The problem →
I would like each line of the data that holds the word "chat" copied out.

Extracted information →
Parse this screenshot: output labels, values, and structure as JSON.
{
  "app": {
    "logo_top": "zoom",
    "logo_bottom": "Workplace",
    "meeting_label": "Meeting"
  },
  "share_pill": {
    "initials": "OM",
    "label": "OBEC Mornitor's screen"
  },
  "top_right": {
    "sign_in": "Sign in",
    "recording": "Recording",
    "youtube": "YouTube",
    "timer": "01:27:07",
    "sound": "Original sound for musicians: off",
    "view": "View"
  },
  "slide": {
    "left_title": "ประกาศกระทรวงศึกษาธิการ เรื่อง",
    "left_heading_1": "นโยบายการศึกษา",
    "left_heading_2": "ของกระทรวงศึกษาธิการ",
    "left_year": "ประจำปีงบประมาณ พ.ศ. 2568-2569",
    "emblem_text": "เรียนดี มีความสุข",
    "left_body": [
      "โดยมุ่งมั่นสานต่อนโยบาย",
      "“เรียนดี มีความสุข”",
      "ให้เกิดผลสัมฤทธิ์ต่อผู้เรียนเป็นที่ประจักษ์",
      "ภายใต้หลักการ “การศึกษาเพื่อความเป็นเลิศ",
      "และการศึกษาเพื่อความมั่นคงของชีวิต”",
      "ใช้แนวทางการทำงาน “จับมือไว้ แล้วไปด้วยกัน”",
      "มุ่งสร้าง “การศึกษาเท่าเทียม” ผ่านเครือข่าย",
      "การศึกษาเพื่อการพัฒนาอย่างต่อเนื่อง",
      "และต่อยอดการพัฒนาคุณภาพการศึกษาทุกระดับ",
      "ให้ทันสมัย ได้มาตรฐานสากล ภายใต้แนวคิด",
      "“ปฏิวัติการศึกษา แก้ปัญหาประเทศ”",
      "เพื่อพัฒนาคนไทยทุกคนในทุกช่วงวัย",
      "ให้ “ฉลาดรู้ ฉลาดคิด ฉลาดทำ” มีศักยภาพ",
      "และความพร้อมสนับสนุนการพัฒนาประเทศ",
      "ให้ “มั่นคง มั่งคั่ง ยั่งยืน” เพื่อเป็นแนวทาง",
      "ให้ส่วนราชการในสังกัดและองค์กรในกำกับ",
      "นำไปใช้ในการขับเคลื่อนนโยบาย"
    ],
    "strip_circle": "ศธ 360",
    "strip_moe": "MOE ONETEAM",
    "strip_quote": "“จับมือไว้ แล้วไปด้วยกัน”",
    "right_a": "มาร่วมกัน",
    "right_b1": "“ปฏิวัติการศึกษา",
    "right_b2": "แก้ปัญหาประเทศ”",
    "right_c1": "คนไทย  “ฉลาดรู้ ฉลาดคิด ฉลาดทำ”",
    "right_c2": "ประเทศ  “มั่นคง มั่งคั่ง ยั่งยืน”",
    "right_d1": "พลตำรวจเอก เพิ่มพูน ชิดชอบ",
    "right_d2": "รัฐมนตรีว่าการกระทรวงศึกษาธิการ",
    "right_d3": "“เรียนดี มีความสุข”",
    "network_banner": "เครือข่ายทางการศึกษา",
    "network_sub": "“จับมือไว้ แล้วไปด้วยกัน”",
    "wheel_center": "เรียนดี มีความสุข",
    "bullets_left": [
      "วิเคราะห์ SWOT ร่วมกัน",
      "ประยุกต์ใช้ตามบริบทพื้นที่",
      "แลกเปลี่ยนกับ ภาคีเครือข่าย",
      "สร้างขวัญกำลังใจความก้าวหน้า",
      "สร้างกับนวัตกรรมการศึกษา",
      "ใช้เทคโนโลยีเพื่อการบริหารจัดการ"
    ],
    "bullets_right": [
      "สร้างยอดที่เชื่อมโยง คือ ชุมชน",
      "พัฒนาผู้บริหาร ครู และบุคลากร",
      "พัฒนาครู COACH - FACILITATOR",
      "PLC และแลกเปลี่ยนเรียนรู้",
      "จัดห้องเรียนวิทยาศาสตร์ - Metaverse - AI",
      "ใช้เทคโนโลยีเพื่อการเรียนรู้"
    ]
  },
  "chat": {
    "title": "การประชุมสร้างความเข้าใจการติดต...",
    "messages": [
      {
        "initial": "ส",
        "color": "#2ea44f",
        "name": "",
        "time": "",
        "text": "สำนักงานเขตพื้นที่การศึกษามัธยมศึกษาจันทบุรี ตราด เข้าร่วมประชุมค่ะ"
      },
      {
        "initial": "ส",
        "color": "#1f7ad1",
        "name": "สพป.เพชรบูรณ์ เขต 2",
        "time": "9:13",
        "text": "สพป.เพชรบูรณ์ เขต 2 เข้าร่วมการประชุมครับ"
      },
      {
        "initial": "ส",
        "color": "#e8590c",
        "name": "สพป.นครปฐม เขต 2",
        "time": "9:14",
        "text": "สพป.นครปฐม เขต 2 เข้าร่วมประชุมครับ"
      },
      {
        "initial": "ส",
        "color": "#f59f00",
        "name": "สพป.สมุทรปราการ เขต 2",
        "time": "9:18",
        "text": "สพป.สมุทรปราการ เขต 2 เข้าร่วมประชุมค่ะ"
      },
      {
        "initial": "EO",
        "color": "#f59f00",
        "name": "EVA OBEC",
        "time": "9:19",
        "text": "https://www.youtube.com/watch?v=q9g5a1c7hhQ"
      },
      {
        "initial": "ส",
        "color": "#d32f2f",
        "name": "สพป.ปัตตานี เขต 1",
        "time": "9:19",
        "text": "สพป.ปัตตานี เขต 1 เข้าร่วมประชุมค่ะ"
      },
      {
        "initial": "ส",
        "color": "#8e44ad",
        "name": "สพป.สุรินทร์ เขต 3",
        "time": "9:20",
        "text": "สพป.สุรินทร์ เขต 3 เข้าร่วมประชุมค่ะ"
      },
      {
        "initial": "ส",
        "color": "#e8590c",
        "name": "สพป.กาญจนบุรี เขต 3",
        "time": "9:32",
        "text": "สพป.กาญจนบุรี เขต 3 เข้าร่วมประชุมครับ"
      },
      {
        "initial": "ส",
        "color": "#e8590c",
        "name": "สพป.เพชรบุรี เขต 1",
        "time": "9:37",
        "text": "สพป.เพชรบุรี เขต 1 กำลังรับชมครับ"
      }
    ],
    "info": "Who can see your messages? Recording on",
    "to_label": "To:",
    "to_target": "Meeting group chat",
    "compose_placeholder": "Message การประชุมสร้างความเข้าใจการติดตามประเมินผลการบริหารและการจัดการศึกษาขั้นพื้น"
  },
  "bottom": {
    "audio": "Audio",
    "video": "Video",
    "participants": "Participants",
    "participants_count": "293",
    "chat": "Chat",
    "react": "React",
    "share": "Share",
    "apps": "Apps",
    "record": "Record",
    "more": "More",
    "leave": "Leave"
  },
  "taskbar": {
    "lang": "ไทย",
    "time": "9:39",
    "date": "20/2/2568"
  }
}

Answer to this task →
  "chat": {
    "to_target": "Meeting group chat",
    "chat": "Chat",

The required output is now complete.